Collected data entries:
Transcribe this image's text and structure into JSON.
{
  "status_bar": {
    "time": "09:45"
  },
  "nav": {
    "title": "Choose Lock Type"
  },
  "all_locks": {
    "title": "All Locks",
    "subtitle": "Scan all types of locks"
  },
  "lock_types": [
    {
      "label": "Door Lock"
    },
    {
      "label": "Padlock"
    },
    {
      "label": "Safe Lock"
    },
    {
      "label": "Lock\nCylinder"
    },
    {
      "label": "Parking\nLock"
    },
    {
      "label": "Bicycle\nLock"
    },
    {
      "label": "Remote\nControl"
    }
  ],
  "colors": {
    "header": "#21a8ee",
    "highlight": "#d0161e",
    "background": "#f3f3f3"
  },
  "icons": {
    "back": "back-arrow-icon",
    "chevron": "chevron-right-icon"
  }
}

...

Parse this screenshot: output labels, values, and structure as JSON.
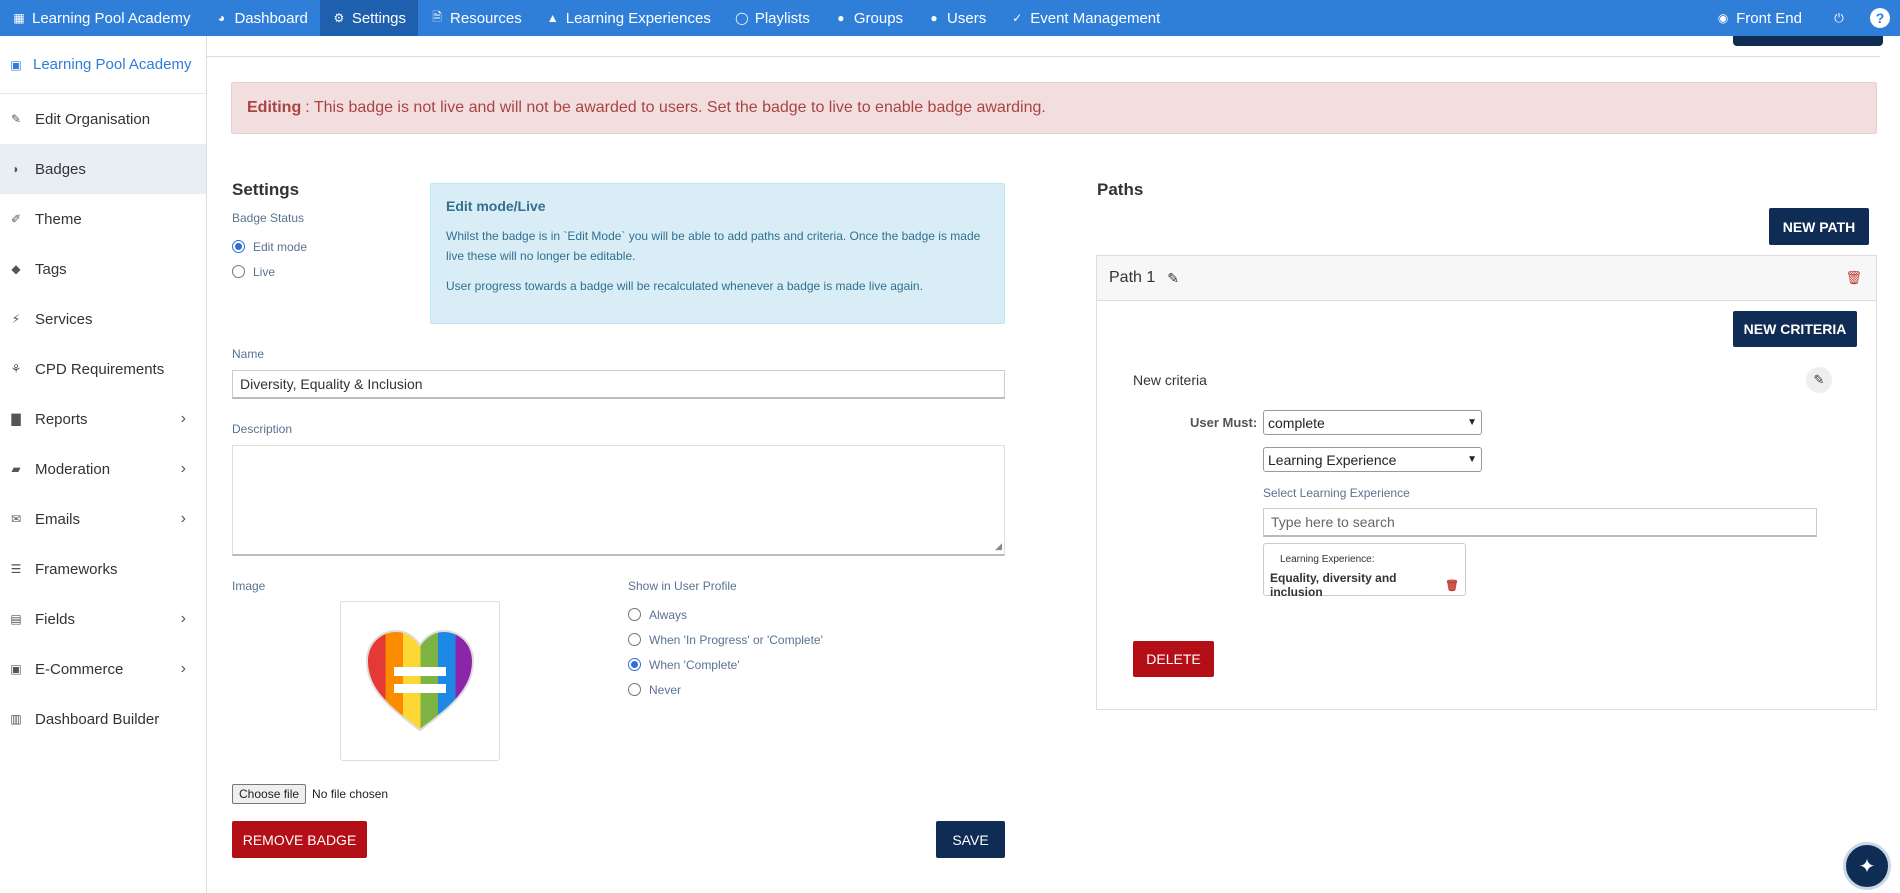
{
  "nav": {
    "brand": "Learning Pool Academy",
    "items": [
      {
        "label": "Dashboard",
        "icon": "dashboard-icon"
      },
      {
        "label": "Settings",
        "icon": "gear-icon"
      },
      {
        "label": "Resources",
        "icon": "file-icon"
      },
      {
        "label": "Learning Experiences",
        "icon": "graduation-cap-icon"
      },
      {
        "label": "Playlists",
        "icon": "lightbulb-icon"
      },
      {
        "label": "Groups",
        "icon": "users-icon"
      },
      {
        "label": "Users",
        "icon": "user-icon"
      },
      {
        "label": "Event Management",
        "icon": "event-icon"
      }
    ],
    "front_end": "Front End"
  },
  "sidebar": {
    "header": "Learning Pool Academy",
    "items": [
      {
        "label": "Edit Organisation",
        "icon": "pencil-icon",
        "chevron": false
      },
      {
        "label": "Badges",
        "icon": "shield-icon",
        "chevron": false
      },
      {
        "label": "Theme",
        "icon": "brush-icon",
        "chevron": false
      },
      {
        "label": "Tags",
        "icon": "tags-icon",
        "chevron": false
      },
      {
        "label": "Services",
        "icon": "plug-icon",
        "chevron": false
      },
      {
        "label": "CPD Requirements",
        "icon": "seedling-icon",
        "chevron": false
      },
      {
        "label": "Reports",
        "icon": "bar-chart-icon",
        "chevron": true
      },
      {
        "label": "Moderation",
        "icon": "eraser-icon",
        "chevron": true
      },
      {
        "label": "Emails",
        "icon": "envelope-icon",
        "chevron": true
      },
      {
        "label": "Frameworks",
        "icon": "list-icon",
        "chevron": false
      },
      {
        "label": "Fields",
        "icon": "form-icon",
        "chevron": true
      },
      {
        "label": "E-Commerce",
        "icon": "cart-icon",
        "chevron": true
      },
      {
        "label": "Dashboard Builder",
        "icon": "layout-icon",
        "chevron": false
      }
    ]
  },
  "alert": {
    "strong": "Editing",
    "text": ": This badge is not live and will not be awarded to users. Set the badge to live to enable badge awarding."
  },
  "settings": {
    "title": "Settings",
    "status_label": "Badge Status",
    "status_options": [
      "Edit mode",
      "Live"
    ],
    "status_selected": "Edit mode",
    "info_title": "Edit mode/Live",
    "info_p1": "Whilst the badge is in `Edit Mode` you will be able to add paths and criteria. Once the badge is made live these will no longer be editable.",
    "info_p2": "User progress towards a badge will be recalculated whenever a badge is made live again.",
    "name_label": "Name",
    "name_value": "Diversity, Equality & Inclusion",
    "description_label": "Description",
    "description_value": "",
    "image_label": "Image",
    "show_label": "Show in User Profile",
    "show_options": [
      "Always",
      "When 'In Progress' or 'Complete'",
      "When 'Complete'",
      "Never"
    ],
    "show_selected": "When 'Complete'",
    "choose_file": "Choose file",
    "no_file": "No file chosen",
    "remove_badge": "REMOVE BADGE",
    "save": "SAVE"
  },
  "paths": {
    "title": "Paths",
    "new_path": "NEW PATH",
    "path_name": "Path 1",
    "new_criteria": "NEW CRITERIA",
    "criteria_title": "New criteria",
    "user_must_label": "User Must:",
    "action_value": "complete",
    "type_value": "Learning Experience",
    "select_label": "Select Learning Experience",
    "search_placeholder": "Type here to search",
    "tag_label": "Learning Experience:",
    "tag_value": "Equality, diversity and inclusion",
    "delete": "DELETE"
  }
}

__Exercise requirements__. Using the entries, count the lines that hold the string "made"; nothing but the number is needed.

__Result__. 2